Films that tackle the theme of Americana lovers on the run typically go for one of two styles – arch-realism or slightly fantastical realism (Bonnie and Clyde occupies a grounds between the two). Malick throws both ideas out of the way and gives modern American cinema its first truly great work of impressionism. Insofar as his films favor the unconscious sensory over the physical reality, he is not only impressionist but likely the most impressionist major director ever (certainly in American cinema). His films do not so much draw us into their reality as paint them from a distance, having us look on and see the broad strokes rendered as blurry details for the senses. They question the very capacity to understand the West, to believe the patented American myth of uprooting oneself, eschewing social propriety, and pursuing an individualist dreamscape akin to the classical image of Western individualism. They construct an America deeply entwined with the addictive, parochial imagery of reenacting its own fantasies of the past, and in doing, an America that precludes itself from living in the present.
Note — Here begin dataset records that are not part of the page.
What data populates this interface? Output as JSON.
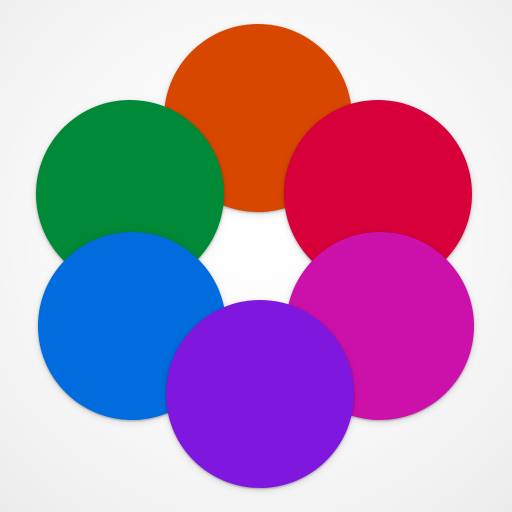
{
  "logo": {
    "petals": [
      {
        "name": "orange",
        "color": "#D84700"
      },
      {
        "name": "red",
        "color": "#D7003A"
      },
      {
        "name": "green",
        "color": "#008936"
      },
      {
        "name": "magenta",
        "color": "#CC11AB"
      },
      {
        "name": "blue",
        "color": "#006CDE"
      },
      {
        "name": "purple",
        "color": "#7F17DE"
      }
    ]
  }
}
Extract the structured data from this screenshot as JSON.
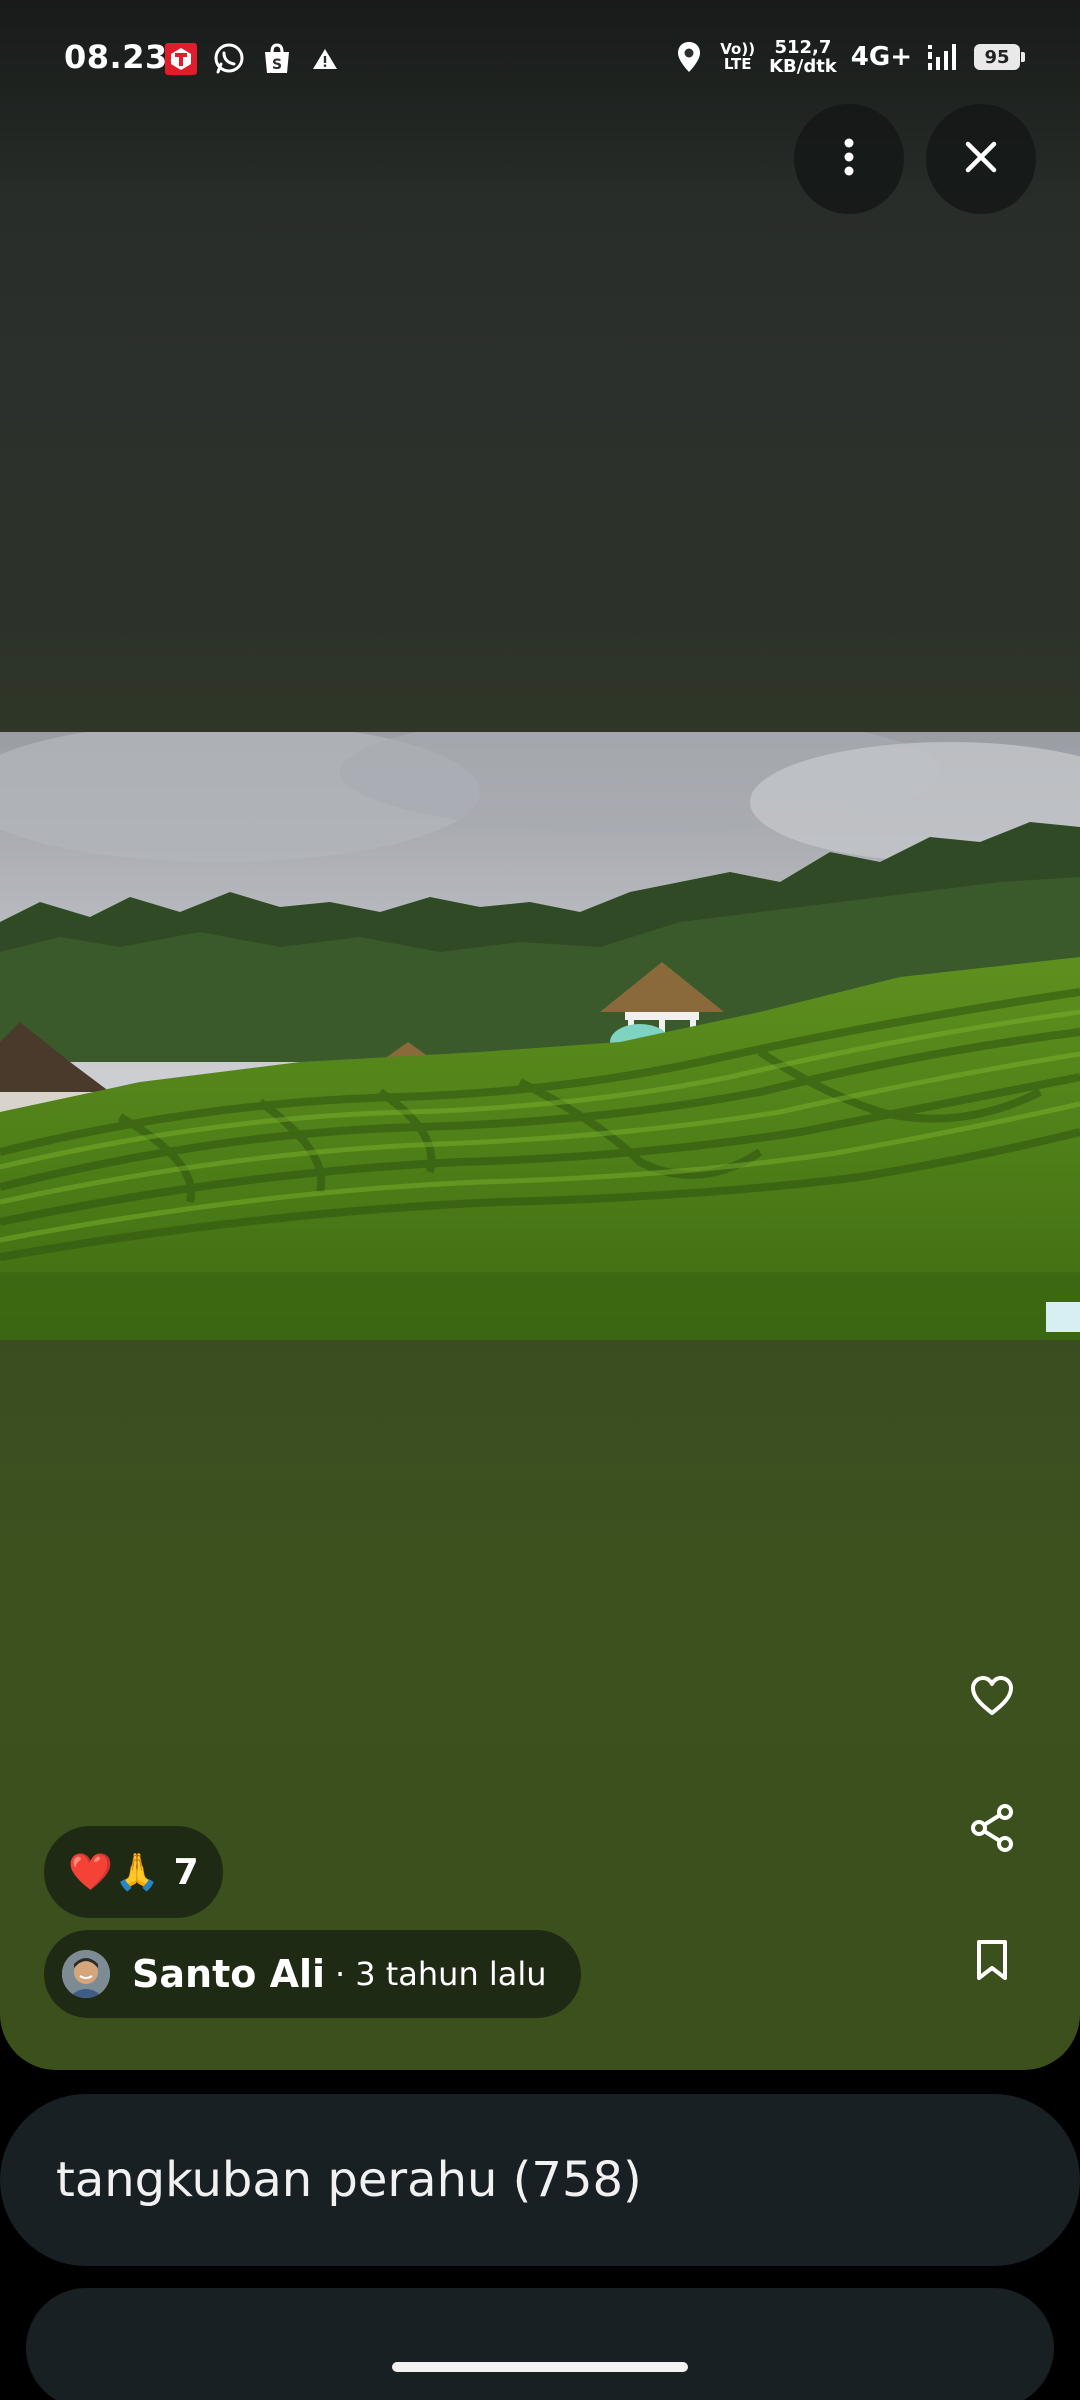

Particularly in light of the dramatic throughway of the American New Wave, that of brutal and direct films demanding to be heard with a gritty punch to the gut, the fact that Malick chooses to sit by and linger is about the most radical thing he could have done. It’s as if he’s rendering an anti-New Wave film, a work which takes everything that was exciting about those other films and intentionally flattens them out and shaves the edges off. In doing so, he finds the sharpest, most punishing cuts of all.
This pseudo-pacificness is the essence of Badlands. Because its characters would rather exist as affectless, or flately affected, performances than ever attain roundness, they chase after a static image that whittles them down and locks them away from growth or emotion. And the film must displace its rhapsodic roundedness of feeling on its world rather than its characters, not merely turning to the cliche of “place as a character” but actively preferring its mise-en-scene as the character very consciously set against any other character the film offers. In doing so, it constantly suggests life as an ethereal, ghostly out-of-body experience rather than a from-the-trenches realization of self-hood; it is a treatise on the inability of humans to truly know their own selves from within.
This self-conscious dramatic limitedness that persists all the way down is a startling critique of American violence as a mundane performance of desensitization, of becoming so used to playing a “type” that it no longer effects us on any level beyond the functional. If his film happens to contain no small portion of life’s mysteries and huge, gaping morsels of sensory wisdom on the human experience – well for Malick film was always his way of taking the famously didactic field of philosophy and rendering it a world of pure emotion. If this was ever his goal, this is his flattened-out manifesto.